I recently ran into a small problem in one of my projects. I have some code that would open up the user login UI when the URL contains a few specific parameters, which are defined as hash parameters.
One of the tasks assigned to me needed me to redirect the user to the same page, but with the login UI activated, when they want to do something that required them to be authenticated. Naturally, I went ahead and used the Response.Redirect() method and appended the hash parameters to the end of the current URL. Then I ran my usual tests.
Then came the moment of truth. IE? The hash values were missing!
A quick search on the Almighty Google brought me to this page on StackOverflow: http://stackoverflow.com/questions/2286402/url-fragment-and-302-redirects
Regular browsers, such as Chrome and Firefox have no problems preserving URI fragments. IE, on the other hand, discards them on 302 HTTP Redirect requests. This explains why the hash values in my URL were missing in IE.
While the selected answer on StackOverflow suggests that I use the Location header to set my URL fragments, the project I was working on is rather old and large, with lots of code that does all kinds of stuff to the URL. So playing around with the HTTP headers was not an option, at least not in my case.
A far simpler solution for me was to replace the hash, or pound, symbol with its URL-encoded counterpart, which is ‘%23’. And guess what? That fixed it. It’s now working on all the browsers I’ve tested it on, including IE.
// Before Response.Redirect(Request.RawUrl + "#login"); // After Response.Redirect(Request.RawUrl + "%23login");

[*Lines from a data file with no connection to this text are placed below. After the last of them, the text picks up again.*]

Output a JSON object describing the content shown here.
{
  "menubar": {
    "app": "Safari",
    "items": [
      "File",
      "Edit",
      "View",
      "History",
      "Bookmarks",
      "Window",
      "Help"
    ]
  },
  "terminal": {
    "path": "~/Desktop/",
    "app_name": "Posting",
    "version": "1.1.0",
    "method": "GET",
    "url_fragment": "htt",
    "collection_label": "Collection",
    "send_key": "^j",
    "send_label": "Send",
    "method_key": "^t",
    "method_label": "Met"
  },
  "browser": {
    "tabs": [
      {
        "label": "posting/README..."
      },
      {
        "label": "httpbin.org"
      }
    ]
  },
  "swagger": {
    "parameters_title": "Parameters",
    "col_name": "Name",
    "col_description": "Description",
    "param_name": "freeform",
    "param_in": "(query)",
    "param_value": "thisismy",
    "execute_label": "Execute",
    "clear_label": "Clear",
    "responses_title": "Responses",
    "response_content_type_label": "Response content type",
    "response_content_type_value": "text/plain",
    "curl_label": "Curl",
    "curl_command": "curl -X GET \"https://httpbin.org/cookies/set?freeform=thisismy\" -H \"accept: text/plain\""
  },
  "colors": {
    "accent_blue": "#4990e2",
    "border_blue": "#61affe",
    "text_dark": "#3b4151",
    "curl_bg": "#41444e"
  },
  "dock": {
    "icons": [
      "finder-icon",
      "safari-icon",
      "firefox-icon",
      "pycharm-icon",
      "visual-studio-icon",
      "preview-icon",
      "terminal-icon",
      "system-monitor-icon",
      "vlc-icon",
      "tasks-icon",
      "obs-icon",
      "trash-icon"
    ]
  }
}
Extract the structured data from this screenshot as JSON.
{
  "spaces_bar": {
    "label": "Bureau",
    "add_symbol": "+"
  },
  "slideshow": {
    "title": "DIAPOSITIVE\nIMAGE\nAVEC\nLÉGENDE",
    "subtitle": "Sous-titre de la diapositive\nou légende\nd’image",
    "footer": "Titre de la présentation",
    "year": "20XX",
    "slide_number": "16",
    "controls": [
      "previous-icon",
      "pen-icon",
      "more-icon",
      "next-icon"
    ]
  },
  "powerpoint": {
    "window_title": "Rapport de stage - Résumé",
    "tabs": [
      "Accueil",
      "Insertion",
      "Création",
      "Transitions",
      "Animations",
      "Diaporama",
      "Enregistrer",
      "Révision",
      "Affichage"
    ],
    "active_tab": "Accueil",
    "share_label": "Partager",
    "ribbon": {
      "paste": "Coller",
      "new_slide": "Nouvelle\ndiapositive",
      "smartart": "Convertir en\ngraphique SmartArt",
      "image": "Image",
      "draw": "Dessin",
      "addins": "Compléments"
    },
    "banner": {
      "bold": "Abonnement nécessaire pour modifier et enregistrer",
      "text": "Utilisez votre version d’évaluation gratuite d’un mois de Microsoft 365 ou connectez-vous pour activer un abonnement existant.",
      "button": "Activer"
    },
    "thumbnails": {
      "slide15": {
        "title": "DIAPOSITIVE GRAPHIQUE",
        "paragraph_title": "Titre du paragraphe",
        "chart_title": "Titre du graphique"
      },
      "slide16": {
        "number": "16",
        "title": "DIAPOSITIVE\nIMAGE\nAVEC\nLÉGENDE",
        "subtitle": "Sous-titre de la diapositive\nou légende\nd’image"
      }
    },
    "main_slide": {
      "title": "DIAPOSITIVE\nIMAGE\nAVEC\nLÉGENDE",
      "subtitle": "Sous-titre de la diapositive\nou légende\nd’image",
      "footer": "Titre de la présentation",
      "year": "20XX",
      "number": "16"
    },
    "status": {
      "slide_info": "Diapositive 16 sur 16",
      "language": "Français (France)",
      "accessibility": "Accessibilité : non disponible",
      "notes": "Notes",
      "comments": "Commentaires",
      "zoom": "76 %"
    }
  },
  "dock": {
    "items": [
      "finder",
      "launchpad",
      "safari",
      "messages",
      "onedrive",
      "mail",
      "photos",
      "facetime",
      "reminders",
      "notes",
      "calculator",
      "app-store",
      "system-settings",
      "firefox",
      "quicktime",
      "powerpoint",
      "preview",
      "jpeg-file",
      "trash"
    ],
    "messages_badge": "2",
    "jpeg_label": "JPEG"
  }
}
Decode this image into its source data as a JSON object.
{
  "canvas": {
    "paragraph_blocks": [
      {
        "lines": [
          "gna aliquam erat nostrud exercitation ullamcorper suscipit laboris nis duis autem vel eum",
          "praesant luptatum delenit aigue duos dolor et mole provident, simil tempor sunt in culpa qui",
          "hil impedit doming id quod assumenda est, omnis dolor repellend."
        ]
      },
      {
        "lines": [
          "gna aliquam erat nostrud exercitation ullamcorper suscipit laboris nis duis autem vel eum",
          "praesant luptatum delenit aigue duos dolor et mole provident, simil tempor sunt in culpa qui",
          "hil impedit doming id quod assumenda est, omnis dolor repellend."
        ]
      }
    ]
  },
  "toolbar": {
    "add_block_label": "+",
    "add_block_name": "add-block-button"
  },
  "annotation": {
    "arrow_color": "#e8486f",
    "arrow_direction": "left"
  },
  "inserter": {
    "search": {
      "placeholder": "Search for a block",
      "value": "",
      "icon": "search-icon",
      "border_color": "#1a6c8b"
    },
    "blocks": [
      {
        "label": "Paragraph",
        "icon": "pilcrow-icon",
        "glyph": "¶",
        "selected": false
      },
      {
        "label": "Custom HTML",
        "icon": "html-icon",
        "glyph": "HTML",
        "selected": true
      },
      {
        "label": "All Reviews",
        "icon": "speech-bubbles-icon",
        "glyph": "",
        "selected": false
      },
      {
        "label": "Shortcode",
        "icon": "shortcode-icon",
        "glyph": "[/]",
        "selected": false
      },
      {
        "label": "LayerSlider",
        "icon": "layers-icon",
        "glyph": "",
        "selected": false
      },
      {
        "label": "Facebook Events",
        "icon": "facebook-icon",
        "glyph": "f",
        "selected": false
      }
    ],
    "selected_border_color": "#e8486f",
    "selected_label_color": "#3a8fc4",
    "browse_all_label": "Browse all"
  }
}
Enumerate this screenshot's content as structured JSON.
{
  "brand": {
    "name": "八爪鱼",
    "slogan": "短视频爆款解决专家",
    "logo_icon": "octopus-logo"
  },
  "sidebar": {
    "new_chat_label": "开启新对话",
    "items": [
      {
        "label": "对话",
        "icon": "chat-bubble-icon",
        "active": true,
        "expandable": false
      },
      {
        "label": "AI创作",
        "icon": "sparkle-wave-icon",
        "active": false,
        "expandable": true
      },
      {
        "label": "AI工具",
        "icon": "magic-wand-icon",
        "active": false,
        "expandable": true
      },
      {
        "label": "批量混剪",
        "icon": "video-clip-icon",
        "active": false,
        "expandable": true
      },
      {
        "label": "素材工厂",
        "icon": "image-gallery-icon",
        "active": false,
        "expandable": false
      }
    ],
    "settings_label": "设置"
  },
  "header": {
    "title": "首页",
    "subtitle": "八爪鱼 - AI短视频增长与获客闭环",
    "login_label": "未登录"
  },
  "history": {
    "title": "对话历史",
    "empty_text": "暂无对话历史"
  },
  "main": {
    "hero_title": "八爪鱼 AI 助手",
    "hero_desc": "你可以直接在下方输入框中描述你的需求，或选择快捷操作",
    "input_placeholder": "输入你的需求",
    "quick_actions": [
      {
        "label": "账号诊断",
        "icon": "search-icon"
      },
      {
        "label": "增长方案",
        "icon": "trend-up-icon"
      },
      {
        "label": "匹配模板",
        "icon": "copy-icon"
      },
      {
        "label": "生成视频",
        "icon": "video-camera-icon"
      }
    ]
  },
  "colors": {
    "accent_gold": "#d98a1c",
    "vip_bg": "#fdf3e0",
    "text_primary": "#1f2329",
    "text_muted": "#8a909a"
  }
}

So if you want to avoid messing around with the HTTP headers, just encode the URL.